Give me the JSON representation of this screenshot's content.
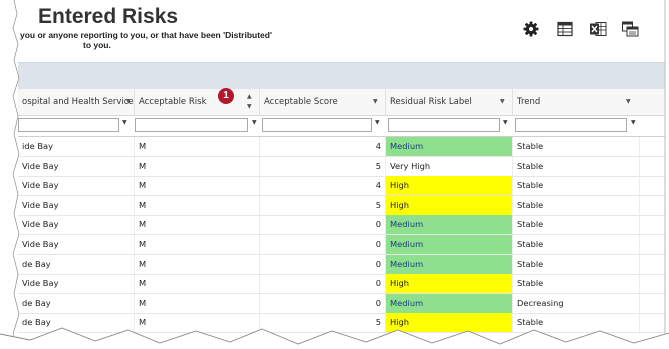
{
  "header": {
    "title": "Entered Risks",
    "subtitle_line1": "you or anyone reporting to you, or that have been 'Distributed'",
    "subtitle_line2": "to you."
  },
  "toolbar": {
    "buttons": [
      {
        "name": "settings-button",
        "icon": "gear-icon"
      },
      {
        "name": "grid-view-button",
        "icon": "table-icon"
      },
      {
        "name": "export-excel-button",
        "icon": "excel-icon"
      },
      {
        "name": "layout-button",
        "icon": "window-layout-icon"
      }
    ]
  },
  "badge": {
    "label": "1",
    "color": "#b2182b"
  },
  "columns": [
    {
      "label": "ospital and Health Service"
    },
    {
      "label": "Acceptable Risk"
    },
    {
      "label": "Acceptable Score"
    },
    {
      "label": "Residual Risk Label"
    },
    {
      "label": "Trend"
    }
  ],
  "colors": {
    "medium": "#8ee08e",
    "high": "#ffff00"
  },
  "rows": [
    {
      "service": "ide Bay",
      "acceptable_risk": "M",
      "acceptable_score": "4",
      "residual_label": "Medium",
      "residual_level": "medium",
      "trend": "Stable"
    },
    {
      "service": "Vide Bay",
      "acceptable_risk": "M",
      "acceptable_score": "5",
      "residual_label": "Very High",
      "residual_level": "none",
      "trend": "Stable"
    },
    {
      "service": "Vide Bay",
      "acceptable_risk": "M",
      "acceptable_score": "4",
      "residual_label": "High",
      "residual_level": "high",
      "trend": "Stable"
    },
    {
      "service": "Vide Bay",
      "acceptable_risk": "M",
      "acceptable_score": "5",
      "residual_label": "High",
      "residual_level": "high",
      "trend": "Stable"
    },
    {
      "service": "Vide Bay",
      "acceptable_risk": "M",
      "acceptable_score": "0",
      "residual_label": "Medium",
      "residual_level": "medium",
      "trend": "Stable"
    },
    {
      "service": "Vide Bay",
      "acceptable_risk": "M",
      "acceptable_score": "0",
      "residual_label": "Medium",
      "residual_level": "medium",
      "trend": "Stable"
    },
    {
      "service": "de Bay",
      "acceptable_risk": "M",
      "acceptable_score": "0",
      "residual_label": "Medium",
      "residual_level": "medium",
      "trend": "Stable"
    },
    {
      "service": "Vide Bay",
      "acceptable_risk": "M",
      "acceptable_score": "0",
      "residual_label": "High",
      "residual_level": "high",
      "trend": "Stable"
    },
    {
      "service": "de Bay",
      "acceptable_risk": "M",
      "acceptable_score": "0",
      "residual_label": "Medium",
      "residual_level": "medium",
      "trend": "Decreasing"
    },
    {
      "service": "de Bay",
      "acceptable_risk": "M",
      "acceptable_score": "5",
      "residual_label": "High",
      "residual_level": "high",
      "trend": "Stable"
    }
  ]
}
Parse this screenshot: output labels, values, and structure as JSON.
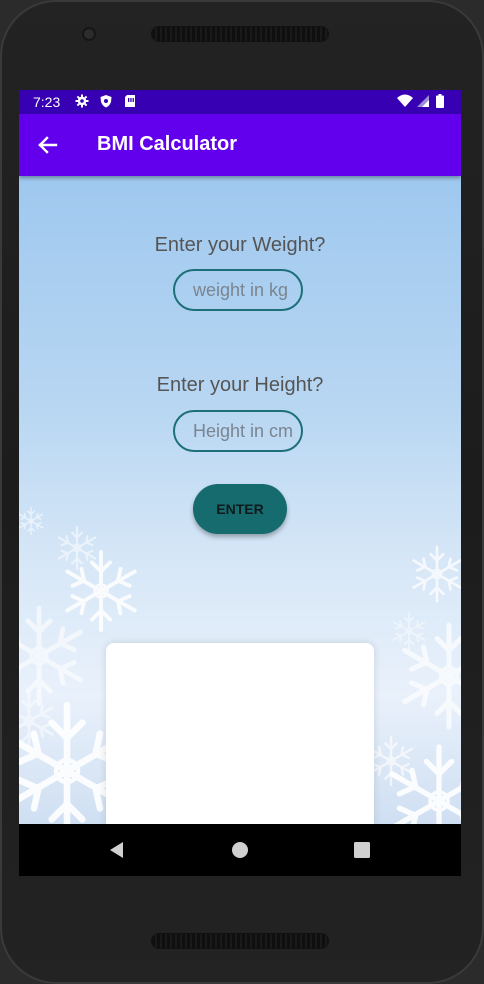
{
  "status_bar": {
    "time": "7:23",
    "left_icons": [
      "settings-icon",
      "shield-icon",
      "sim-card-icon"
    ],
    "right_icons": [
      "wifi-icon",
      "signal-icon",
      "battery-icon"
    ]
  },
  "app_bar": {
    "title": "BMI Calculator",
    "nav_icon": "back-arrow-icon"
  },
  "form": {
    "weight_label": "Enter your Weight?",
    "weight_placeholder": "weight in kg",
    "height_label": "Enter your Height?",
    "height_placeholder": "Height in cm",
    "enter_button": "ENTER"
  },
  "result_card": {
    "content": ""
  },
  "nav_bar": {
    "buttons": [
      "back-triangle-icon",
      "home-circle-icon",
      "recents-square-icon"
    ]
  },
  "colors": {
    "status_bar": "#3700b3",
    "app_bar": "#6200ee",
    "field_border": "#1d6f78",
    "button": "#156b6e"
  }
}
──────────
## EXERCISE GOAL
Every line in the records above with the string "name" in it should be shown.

## TASK RESULT
        "name": "settings-button",
        "name": "grid-view-button",
        "name": "export-excel-button",
        "name": "layout-button",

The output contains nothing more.